Breathes there a PRO with soul so dead who never to himself hath said:
‘That journalist I could cheerfully strangle’? Only those who have
patrolled the frontier between power and authority and the media know
how tense it can become.
Yet it is not until PROs get close to the centre of Government that they
have a chance of exercising any decisive influence over the framework
within which the media - press, radio and television - operate. It is no
coincidence that for decades Governments have preferred self-regulation
to legislating against the media and that newspapers are still not
subject to VAT, even though there is no logical case against its
There is a respectable case for curbing intrusions of privacy, while
retaining a public interest defence, and requiring the media to admit
its mistakes more readily and prominently. I can even see the
presentational attractions of a Freedom of Information Bill as well as
reform of our discredited libel laws to sweeten the pill of a package

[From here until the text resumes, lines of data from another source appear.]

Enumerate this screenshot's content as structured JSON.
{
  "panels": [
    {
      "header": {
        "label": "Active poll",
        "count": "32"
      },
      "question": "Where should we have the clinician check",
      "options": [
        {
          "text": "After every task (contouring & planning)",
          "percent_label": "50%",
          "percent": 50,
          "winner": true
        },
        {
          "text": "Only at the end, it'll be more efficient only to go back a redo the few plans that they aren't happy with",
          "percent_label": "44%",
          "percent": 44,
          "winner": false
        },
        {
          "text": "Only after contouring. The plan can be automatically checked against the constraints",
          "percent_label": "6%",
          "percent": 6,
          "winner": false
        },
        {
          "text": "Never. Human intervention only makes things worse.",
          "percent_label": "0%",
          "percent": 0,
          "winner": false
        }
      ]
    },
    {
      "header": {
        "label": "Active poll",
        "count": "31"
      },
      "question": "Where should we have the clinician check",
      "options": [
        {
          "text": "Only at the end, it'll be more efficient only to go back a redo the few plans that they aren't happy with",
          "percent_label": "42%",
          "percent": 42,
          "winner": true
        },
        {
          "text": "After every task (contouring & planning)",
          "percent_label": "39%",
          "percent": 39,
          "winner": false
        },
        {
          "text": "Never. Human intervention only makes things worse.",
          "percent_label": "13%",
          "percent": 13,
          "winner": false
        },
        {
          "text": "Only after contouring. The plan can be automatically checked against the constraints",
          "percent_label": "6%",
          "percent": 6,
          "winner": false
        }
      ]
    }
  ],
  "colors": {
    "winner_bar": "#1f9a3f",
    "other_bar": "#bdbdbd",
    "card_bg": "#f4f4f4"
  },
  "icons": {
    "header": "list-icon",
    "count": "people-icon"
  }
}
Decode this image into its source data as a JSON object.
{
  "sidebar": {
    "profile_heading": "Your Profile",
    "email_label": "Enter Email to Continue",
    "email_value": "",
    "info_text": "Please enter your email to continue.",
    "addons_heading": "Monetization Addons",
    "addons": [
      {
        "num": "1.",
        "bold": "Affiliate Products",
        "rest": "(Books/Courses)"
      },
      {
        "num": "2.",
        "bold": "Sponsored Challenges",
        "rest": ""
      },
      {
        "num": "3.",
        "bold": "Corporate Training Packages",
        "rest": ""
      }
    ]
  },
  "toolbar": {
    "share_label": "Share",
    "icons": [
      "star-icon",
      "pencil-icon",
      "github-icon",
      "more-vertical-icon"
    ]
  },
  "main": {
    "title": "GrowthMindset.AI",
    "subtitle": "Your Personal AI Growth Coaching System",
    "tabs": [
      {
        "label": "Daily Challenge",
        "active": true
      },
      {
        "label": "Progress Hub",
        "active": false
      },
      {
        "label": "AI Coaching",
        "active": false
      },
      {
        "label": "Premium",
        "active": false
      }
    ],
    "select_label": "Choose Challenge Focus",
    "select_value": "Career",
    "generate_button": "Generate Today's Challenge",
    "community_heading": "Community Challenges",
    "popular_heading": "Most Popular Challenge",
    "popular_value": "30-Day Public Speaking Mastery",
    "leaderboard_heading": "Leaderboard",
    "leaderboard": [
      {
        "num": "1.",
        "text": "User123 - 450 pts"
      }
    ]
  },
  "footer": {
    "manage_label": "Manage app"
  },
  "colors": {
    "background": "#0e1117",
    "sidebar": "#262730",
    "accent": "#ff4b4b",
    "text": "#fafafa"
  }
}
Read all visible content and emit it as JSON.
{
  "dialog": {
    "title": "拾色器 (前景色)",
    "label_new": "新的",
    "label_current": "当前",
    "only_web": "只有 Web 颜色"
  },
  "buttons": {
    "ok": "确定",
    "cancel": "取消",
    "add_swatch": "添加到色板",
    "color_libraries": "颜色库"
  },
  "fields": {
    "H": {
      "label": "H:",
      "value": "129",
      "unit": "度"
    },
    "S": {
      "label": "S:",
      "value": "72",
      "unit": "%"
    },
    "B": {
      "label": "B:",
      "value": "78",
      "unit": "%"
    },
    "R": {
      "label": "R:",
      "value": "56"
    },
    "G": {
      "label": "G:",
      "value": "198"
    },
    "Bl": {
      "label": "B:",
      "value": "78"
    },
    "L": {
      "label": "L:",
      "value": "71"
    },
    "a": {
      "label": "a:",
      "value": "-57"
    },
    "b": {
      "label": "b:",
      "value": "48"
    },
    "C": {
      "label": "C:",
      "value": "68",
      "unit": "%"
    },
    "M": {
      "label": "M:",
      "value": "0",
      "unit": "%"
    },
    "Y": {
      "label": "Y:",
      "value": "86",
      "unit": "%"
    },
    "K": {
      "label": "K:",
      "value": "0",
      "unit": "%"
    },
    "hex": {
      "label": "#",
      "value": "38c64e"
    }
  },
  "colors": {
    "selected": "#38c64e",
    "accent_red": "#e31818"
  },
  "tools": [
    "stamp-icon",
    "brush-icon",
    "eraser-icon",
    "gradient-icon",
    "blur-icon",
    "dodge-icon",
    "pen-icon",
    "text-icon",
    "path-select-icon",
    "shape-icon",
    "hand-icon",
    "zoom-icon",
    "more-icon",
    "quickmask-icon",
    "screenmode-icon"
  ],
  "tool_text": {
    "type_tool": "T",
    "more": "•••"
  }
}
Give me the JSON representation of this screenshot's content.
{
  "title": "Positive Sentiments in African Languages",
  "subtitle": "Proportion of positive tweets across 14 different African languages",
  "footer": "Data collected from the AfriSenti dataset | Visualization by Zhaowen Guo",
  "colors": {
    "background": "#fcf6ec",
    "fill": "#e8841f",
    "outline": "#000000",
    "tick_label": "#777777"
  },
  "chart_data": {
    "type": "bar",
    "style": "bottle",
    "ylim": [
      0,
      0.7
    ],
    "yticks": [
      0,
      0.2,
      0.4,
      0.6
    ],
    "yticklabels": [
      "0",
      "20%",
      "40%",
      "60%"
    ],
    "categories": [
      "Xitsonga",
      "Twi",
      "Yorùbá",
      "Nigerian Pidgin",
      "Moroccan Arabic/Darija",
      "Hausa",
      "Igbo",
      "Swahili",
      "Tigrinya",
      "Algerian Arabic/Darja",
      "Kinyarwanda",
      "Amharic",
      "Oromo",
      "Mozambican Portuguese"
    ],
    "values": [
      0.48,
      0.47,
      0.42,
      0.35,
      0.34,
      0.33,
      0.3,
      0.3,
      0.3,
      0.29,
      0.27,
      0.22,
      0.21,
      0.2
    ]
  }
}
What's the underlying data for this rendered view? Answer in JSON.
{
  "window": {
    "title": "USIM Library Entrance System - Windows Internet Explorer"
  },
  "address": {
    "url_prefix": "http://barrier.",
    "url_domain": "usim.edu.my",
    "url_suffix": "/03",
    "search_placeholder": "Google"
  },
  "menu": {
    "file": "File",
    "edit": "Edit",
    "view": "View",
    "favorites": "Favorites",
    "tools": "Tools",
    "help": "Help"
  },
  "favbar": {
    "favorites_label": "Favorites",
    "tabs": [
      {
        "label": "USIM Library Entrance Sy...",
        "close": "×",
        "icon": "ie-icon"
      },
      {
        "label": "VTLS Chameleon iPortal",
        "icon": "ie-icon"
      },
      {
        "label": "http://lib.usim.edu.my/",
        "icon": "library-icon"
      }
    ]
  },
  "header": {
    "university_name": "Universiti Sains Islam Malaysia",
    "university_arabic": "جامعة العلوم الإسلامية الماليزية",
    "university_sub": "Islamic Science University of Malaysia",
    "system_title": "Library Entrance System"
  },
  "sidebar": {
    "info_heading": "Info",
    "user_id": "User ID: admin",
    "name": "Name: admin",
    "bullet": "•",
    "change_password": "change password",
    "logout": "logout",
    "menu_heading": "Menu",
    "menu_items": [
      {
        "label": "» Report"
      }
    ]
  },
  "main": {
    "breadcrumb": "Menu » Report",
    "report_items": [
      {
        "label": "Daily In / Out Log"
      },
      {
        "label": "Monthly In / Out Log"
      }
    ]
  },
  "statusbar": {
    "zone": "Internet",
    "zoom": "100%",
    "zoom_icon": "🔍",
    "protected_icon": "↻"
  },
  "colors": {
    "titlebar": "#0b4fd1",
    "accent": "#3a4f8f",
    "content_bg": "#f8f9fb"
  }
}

destined to curb abuse. But the press is still drinking in David
Mellor’s Last Chance Saloon.
There are two broad reasons for this. Sensible governments don’t
gratuitously provoke the media. Nor do they readily interfere with
freedom of speech.
It has always been assumed that a Labour, rather than a Tory government,
would be more likely to legislate, although I shall believe it when I
see it. I am no more convinced that it would after the latest outburst
by Peter Mandelson MP, who will run Labour’s election campaign. In a
recent TV programme he said: ‘If they [newspapers] are seen to affect
the outcome of the next election in the way they have in the past, I
think the pressure for change will be almost unstoppable.’
I shall take a lot of persuading that the press, rather than Labour’s
policies, leaders or trade union connections, influenced the outcome of
any of the 14 elections since the war. Mr Mandelson evidently thinks
differently. But let us look at his logic. In practice what he is saying
is that, if Labour loses the next election, even with probably more
press support than ever before, newspapers would bear responsibility and
that the public would demand it should be reined in.
But Labour would not then be in any position to reform the press. And
they are unlikely to be in a position to do so unless, for once, they
tell us how a policy would be implemented. On that Mr Mandelson is
silent. Would he require newspapers to be evenly balanced in their
political stance? If so, who would buy the boring things?
Mr Mandelson clearly has a lot to learn. You can’t have a free society
without a free press which is free to mug you. And if you can’t stand
being mugged, you shouldn’t be in politics - or PR.
Sir Bernard Ingham writes for the Daily Express